____________________

Denis Mikhaylov and Jade Mills finished first in the 100-mile race. Full results are available here.

Andy Vermilyea and Corbett Wicks finished first in the 50-mile race. Full results are available here.

Cole Crosby and Laura Perry finished first in the 50k race. Full results are available here.

____________________

IMG_0396.JPG

In the meantime, I’ll be getting ready for Mendon Ponds 50k. I believe it is the last event in the Western New York Ultra Series and it should be a good one!

Over the course of this week, I will be posting additional comments/reviews of some of the equipment I used during the race (shoes, watch, hydration vest, etc.). Stay tuned!

How was your weekend? Did you race?

Advertisements
This entry was posted in Races (Before & After), Uncategorized and tagged , , , , , , , . Bookmark the permalink.

13 Responses to Virgil Crest 50-Miler (After)

  1. Gina says:

    Great job, J!!

  2. Nancy B says:

    We got exhausted just following the race via iPhone….you are amazing!

  3. 50 miles is awesome any way you run it, congrats!

  4. Maria M says:

    We’re so proud of you! Thanks for including us in your commentary.

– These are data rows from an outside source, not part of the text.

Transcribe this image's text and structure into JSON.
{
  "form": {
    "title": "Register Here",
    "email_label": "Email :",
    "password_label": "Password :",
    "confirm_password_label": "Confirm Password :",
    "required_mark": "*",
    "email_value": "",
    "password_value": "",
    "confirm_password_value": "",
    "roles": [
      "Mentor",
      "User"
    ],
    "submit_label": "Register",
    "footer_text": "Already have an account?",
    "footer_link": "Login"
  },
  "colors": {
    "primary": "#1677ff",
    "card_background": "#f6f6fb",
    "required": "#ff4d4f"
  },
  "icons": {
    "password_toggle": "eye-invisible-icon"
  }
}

  5. I’m sorry your race didn’t go as planned, we all know the frustration that comes with slowing down, for whatever reason, at the end of a race (though I can’t say we’re all in it to win it). That elevation chart though is no joke! Congrats on your finish, and best of luck as you prepare for your 50k.

  6. Hollie says:

    I’m sorry the race didn’t go as planned. That is always frustrating and something I can relate to. It sounds like you made the best of the situation and really decided to get what you wanted and needed done. Nice job, Jason.

  7. Christy Lee says:

    Way to go! You put in a lot at the start..that takes heart…I got lost twice and took my time until the turn around and felt confident after picking up a stick and wrapping my knee that hurt with my banana.

  8. piratebobcat says:

    You need to tell your legs who’s boss. Nice job though! And yes, I did race this weekend – a 5k. Much like you, my race had hills. Mine were soooo brutal. I’m sure you feel bad for me.

  9. Chris P says:

    Congratulations again! Wow, you killed it!

  10. Tad says:

    Nobody likes a race that doesn’t go well, but I find I learn more about myself during those than in the ones that do. Hope your next race falls into the latter category!

  11. Pingback: Improvising. | Must Love Jogs

  12. Pingback: 2014: My Races | Must Love Jogs

What do you think?

Fill in your details below or click an icon to log in:

WordPress.com Logo

You are commenting using your WordPress.com account. Log Out / Change )

Twitter picture

You are commenting using your Twitter account. Log Out / Change )

Facebook photo

You are commenting using your Facebook account. Log Out / Change )

Google+ photo

You are commenting using your Google+ account. Log Out / Change )

Connecting to %s